Facts:  This case (Courtland Co. v. Union Carbide Corp. – United States District Court – Southern District of West Virginia – April 29th, 2022) involves a hazardous materials claim.  The plaintiff, Courtland, alleges that properties owned by the defendant, Union Carbine Corp (UCC), released hazardous contaminants that have spilled onto Courtland’s property.  In support of these claims, Court hired Environmental Engineering Expert Witness Dr. D. Scott Simonton to provide expert witness testimony.  UCC filed a motion to exclude this expert from testifying.

Discussion:  UCC claims that Dr. Simonton’s testimony should be excluded because his opinions are not supported by reliable principles and methodology.  First, UCC alleges that an August 2017 sampling performed by Dr. Simonton does not have any discussion of the methodology he utilized for the sampling event. In addition, UCC alleges that a November 2019 sampling lacks 1) field logs, 2) plans for collection and analysis, 3) objectives for data quality, and 4) independent laboratory validation.  Also, UCC asserts that, in his deposition testimony, Dr. Simonton stated that he did not create a sampling plan, did not create any field notes or collect any field blanks, and assumed that the groundwater flowed from Courtland’s property to UCC’s property.
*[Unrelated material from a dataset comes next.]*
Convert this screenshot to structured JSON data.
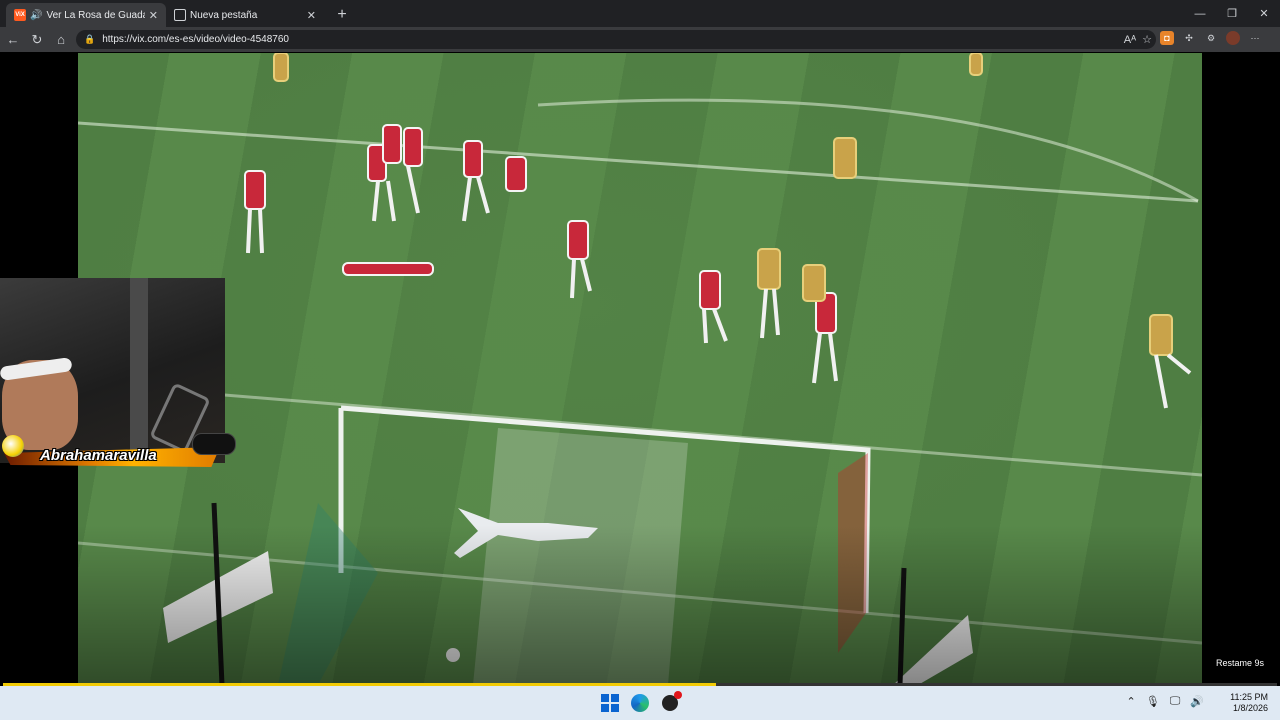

The court notes that Dr. Simonton failed to follow NCP standards or ensure the integrity of the sampling or data.  The court also states that UCC has not provided citations to any authority about the use of NCP protocols for the present case and the judge notes that she is not aware of any.  Thus, the court mentions that it cannot conclude that the NCP is the only scientific and valid method for field sampling.

UCC also argues that Dr. Simonton drew vastly outsized and unwarranted conclusions based on the limited sampling data that he obtained.  The court opined that Dr. Simonton is aware of the NCP requirements and has provided information why the NCP are not applicable in this case.  Thus, the court rules, that his expert witness testimony is based on valid data and facts and that he employed reliable methods and principles to his research.

Conclusion:  The motion to exclude the expert witness testimony of Dr. D. Scott Simonton is denied.